───── Given records
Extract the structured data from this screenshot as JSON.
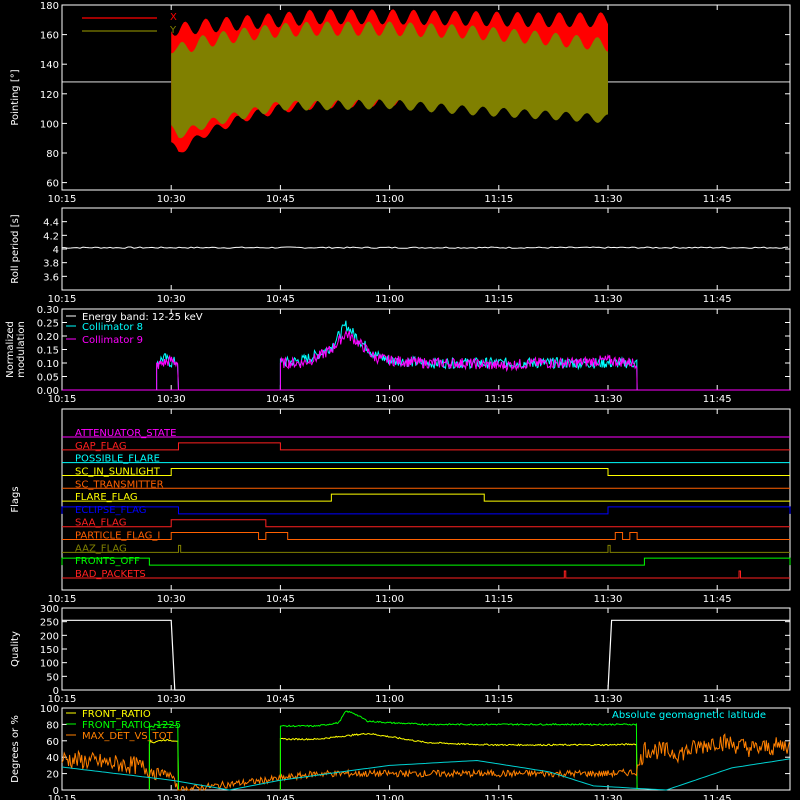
{
  "chart_data": [
    {
      "type": "line",
      "ylabel": "Pointing [°]",
      "xlim": [
        "10:15",
        "11:55"
      ],
      "ylim": [
        55,
        180
      ],
      "yticks": [
        60,
        80,
        100,
        120,
        140,
        160,
        180
      ],
      "xticks": [
        "10:15",
        "10:30",
        "10:45",
        "11:00",
        "11:15",
        "11:30",
        "11:45"
      ],
      "grid": false,
      "legend": "top-left",
      "reference_line": 128,
      "series": [
        {
          "name": "X",
          "color": "#ff0000",
          "x": [
            "10:30",
            "10:31",
            "10:33",
            "10:35",
            "10:40",
            "10:45",
            "10:50",
            "11:00",
            "11:10",
            "11:20",
            "11:30"
          ],
          "min": [
            86,
            80,
            88,
            94,
            104,
            110,
            113,
            115,
            115,
            116,
            116
          ],
          "max": [
            165,
            163,
            165,
            166,
            168,
            170,
            172,
            172,
            171,
            170,
            170
          ]
        },
        {
          "name": "Y",
          "color": "#808000",
          "x": [
            "10:30",
            "10:31",
            "10:33",
            "10:35",
            "10:40",
            "10:45",
            "10:50",
            "11:00",
            "11:10",
            "11:20",
            "11:30"
          ],
          "min": [
            96,
            92,
            96,
            100,
            106,
            112,
            112,
            113,
            109,
            106,
            103
          ],
          "max": [
            152,
            150,
            153,
            156,
            160,
            163,
            164,
            164,
            162,
            158,
            153
          ]
        }
      ]
    },
    {
      "type": "line",
      "ylabel": "Roll period [s]",
      "xlim": [
        "10:15",
        "11:55"
      ],
      "ylim": [
        3.4,
        4.6
      ],
      "yticks": [
        3.6,
        3.8,
        4.0,
        4.2,
        4.4
      ],
      "xticks": [
        "10:15",
        "10:30",
        "10:45",
        "11:00",
        "11:15",
        "11:30",
        "11:45"
      ],
      "series": [
        {
          "name": "",
          "color": "#ffffff",
          "x": [
            "10:15",
            "11:55"
          ],
          "y": [
            4.02,
            4.02
          ]
        }
      ]
    },
    {
      "type": "line",
      "ylabel": "Normalized\nmodulation",
      "xlim": [
        "10:15",
        "11:55"
      ],
      "ylim": [
        0,
        0.3
      ],
      "yticks": [
        0.0,
        0.05,
        0.1,
        0.15,
        0.2,
        0.25,
        0.3
      ],
      "ytick_labels": [
        "0.00",
        "0.05",
        "0.10",
        "0.15",
        "0.20",
        "0.25",
        "0.30"
      ],
      "xticks": [
        "10:15",
        "10:30",
        "10:45",
        "11:00",
        "11:15",
        "11:30",
        "11:45"
      ],
      "legend_title": "Energy band: 12-25 keV",
      "series": [
        {
          "name": "Collimator 8",
          "color": "#00ffff",
          "segments": [
            {
              "x": [
                "10:28",
                "10:29",
                "10:30",
                "10:31"
              ],
              "y": [
                0.1,
                0.12,
                0.1,
                0.11
              ]
            },
            {
              "x": [
                "10:45",
                "10:48",
                "10:50",
                "10:52",
                "10:54",
                "10:56",
                "10:58",
                "11:00",
                "11:05",
                "11:10",
                "11:15",
                "11:20",
                "11:25",
                "11:30",
                "11:34"
              ],
              "y": [
                0.1,
                0.11,
                0.13,
                0.16,
                0.24,
                0.18,
                0.13,
                0.11,
                0.1,
                0.1,
                0.1,
                0.1,
                0.1,
                0.1,
                0.1
              ]
            }
          ]
        },
        {
          "name": "Collimator 9",
          "color": "#ff00ff",
          "segments": [
            {
              "x": [
                "10:28",
                "10:29",
                "10:30",
                "10:31"
              ],
              "y": [
                0.09,
                0.1,
                0.11,
                0.1
              ]
            },
            {
              "x": [
                "10:45",
                "10:48",
                "10:50",
                "10:52",
                "10:54",
                "10:56",
                "10:58",
                "11:00",
                "11:05",
                "11:10",
                "11:15",
                "11:20",
                "11:25",
                "11:30",
                "11:34"
              ],
              "y": [
                0.1,
                0.1,
                0.12,
                0.15,
                0.21,
                0.17,
                0.12,
                0.11,
                0.1,
                0.1,
                0.09,
                0.1,
                0.1,
                0.11,
                0.1
              ]
            }
          ]
        }
      ]
    },
    {
      "type": "line",
      "ylabel": "Flags",
      "xlim": [
        "10:15",
        "11:55"
      ],
      "xticks": [
        "10:15",
        "10:30",
        "10:45",
        "11:00",
        "11:15",
        "11:30",
        "11:45"
      ],
      "flags": [
        {
          "name": "ATTENUATOR_STATE",
          "color": "#ff00ff",
          "transitions": []
        },
        {
          "name": "GAP_FLAG",
          "color": "#ff2020",
          "transitions": [
            {
              "start": "10:31",
              "end": "10:45"
            }
          ]
        },
        {
          "name": "POSSIBLE_FLARE",
          "color": "#00ffff",
          "transitions": []
        },
        {
          "name": "SC_IN_SUNLIGHT",
          "color": "#ffff00",
          "transitions": [
            {
              "start": "10:15",
              "end": "10:30",
              "state": "low"
            },
            {
              "start": "11:30",
              "end": "11:55",
              "state": "low"
            }
          ]
        },
        {
          "name": "SC_TRANSMITTER",
          "color": "#ff6000",
          "transitions": []
        },
        {
          "name": "FLARE_FLAG",
          "color": "#ffff00",
          "transitions": [
            {
              "start": "10:52",
              "end": "11:13"
            }
          ]
        },
        {
          "name": "ECLIPSE_FLAG",
          "color": "#0000ff",
          "transitions": [
            {
              "start": "10:15",
              "end": "10:31"
            },
            {
              "start": "11:30",
              "end": "11:55"
            }
          ]
        },
        {
          "name": "SAA_FLAG",
          "color": "#ff2020",
          "transitions": [
            {
              "start": "10:30",
              "end": "10:43"
            }
          ]
        },
        {
          "name": "PARTICLE_FLAG_I",
          "color": "#ff6000",
          "transitions": [
            {
              "start": "10:30",
              "end": "10:42"
            },
            {
              "start": "10:43",
              "end": "10:46"
            },
            {
              "start": "11:31",
              "end": "11:32"
            },
            {
              "start": "11:33",
              "end": "11:34"
            }
          ]
        },
        {
          "name": "AAZ_FLAG",
          "color": "#808000",
          "transitions": [
            {
              "start": "10:31",
              "end": "10:31.3"
            },
            {
              "start": "11:30",
              "end": "11:30.3"
            }
          ]
        },
        {
          "name": "FRONTS_OFF",
          "color": "#00ff00",
          "transitions": [
            {
              "start": "10:15",
              "end": "10:27"
            },
            {
              "start": "11:35",
              "end": "11:55"
            }
          ]
        },
        {
          "name": "BAD_PACKETS",
          "color": "#ff2020",
          "transitions": [
            {
              "start": "11:24",
              "end": "11:24.2"
            },
            {
              "start": "11:48",
              "end": "11:48.2"
            }
          ]
        }
      ]
    },
    {
      "type": "line",
      "ylabel": "Quality",
      "xlim": [
        "10:15",
        "11:55"
      ],
      "ylim": [
        0,
        300
      ],
      "yticks": [
        0,
        50,
        100,
        150,
        200,
        250,
        300
      ],
      "xticks": [
        "10:15",
        "10:30",
        "10:45",
        "11:00",
        "11:15",
        "11:30",
        "11:45"
      ],
      "series": [
        {
          "name": "",
          "color": "#ffffff",
          "x": [
            "10:15",
            "10:30",
            "10:30.5",
            "11:30",
            "11:30.5",
            "11:55"
          ],
          "y": [
            255,
            255,
            0,
            0,
            255,
            255
          ]
        }
      ]
    },
    {
      "type": "line",
      "ylabel": "Degrees or %",
      "xlim": [
        "10:15",
        "11:55"
      ],
      "ylim": [
        0,
        100
      ],
      "yticks": [
        0,
        20,
        40,
        60,
        80,
        100
      ],
      "xticks": [
        "10:15",
        "10:30",
        "10:45",
        "11:00",
        "11:15",
        "11:30",
        "11:45"
      ],
      "legend_right": "Absolute geomagnetic latitude",
      "series": [
        {
          "name": "FRONT_RATIO",
          "color": "#ffff00",
          "segments": [
            {
              "x": [
                "10:27",
                "10:29",
                "10:31"
              ],
              "y": [
                58,
                61,
                60
              ]
            },
            {
              "x": [
                "10:45",
                "10:50",
                "10:55",
                "10:57",
                "11:00",
                "11:05",
                "11:10",
                "11:15",
                "11:20",
                "11:25",
                "11:30",
                "11:34"
              ],
              "y": [
                62,
                62,
                67,
                69,
                65,
                58,
                56,
                55,
                55,
                55,
                55,
                56
              ]
            }
          ]
        },
        {
          "name": "FRONT_RATIO_1225",
          "color": "#00ff00",
          "segments": [
            {
              "x": [
                "10:27",
                "10:29",
                "10:31"
              ],
              "y": [
                78,
                80,
                79
              ]
            },
            {
              "x": [
                "10:45",
                "10:50",
                "10:53",
                "10:54",
                "10:55",
                "10:57",
                "11:00",
                "11:05",
                "11:15",
                "11:25",
                "11:34"
              ],
              "y": [
                78,
                78,
                82,
                96,
                94,
                84,
                82,
                80,
                80,
                80,
                80
              ]
            }
          ]
        },
        {
          "name": "MAX_DET_VS_TOT",
          "color": "#ff8000",
          "x": [
            "10:15",
            "10:20",
            "10:25",
            "10:27",
            "10:30",
            "10:31",
            "10:45",
            "10:50",
            "11:00",
            "11:15",
            "11:30",
            "11:34",
            "11:35",
            "11:40",
            "11:45",
            "11:50",
            "11:55"
          ],
          "y": [
            38,
            34,
            30,
            25,
            18,
            0,
            14,
            20,
            20,
            20,
            20,
            22,
            50,
            45,
            60,
            50,
            55
          ]
        },
        {
          "name": "Absolute geomagnetic latitude",
          "color": "#00d0d0",
          "x": [
            "10:15",
            "10:30",
            "10:38",
            "10:45",
            "11:00",
            "11:12",
            "11:22",
            "11:28",
            "11:38",
            "11:47",
            "11:55"
          ],
          "y": [
            28,
            12,
            0,
            12,
            30,
            36,
            22,
            5,
            0,
            27,
            38
          ]
        }
      ]
    }
  ]
}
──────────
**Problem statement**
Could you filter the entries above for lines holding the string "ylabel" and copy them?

**Response area**
      "ylabel": "Pointing [°]",
      "ylabel": "Roll period [s]",
      "ylabel": "Normalized\nmodulation",
      "ylabel": "Flags",
      "ylabel": "Quality",
      "ylabel": "Degrees or %",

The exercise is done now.